Technology adaptation is another approach that requires skill and training in replication. Probably the best example of technology adaptation in universities resides in the production of cardio vascular devices at NUST. It is an intelligent project that uses German technology to produce cardio vascular stents and associated accessories at a modest and affordable cost in a needy area. The devices produced are approved by the Drug Regulation Authority of Pakistan (DRAP), and being implanted in thousands of cardiac patients across the country.
Professor Dr. Muhammad Bilal Khan
Vice Chancellor, University of Chakwal
The foregoing example demonstrates that Pakistani researchers are able to connect knowledge and education with the economic engine comprising industry, commerce, R&D, products, and services. There is a need to enhance the scope of applied research which is industry-specific, more importantly, we should invest in technologies and projects to exploit indigenous resources.
Provision of funds, creating a conducive and enabling environment, cultivating national pride, and harnessing the immense talent inherent in the youth can do wonders to traverse from a debt-based economy to a resource-based economy in the country. Academia should be made part of policy-making. A recent example is the constitution of multiple consortia comprising of Vice Chancellors of the Universities by the Honorable Governor Punjab to frame recommendations in niche areas such as Energy, Agriculture, STEM, etc.
Lastly, we need to pay heed to the Digital Economy as opposed to Traditional Economy. Digital Economy has emerged as separate strand of online economy that offers immense potential to the youngsters. UNCTAD statistics show that the digitally transformed enterprises currently account for 53.3 trillion US dollars with US, China and Europe being the leading players.
Keeping in view this perspective, UoC (University of Chakwal) shook hands with the e-Commerce giant, Alibaba Company to train 25 Master Trainers under their Global Digital Training Program. The subject training program has been recently completed. The program is worth 34 thousand US dollars, however, Alibaba was gracious enough to offer the program free of cost. Under the agreement, The Master Trainers are required to train 350 participants by the end of 2023. Subsequently, the training module will be embedded in the curriculum commencing the fall of 2024. UoC is currently housing the e-Rozgar program at its campus under the auspices of the Punjab Information Technology Board (PITB). The e-Rozgar Program has generated PKR 3.5 billion through freelancing since its inception.
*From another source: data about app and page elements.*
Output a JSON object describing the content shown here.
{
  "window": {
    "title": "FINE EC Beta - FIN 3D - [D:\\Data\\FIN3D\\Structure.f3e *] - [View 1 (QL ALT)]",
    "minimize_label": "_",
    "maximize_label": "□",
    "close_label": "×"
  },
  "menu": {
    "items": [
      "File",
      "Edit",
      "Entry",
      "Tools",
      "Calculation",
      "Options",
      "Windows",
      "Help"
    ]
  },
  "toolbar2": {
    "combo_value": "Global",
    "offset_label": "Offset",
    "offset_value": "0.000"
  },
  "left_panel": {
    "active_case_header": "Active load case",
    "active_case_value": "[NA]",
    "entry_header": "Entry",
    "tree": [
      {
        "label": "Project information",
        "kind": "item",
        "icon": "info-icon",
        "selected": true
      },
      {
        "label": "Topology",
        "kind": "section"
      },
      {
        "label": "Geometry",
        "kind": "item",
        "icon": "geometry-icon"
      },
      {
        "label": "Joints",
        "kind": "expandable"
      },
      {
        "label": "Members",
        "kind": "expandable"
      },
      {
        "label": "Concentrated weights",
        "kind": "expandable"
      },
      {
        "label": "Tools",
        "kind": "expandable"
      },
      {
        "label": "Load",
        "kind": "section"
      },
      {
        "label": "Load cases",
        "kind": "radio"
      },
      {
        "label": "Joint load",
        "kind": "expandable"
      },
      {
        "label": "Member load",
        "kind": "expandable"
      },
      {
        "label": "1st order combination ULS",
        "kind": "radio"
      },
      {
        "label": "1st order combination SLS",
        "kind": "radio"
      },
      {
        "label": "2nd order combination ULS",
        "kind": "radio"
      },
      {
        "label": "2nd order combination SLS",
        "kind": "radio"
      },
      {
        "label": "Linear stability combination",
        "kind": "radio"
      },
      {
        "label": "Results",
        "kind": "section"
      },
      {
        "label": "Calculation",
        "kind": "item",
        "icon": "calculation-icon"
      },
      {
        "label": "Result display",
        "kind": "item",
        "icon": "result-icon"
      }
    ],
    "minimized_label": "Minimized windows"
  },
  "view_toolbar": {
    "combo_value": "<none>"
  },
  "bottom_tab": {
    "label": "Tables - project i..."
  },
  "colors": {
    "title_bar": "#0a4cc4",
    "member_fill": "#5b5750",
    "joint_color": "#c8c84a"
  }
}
The Digital Economy offers self-employment as well as entrepreneurship opportunities and is well-suited for weak economies where job opportunities in traditional offline economies are limited.
The author, Professor Dr. Muhammad Bilal Khan is the Vice Chancellor University of Chakwal and a Senior Fellow at NUST, Pakistan.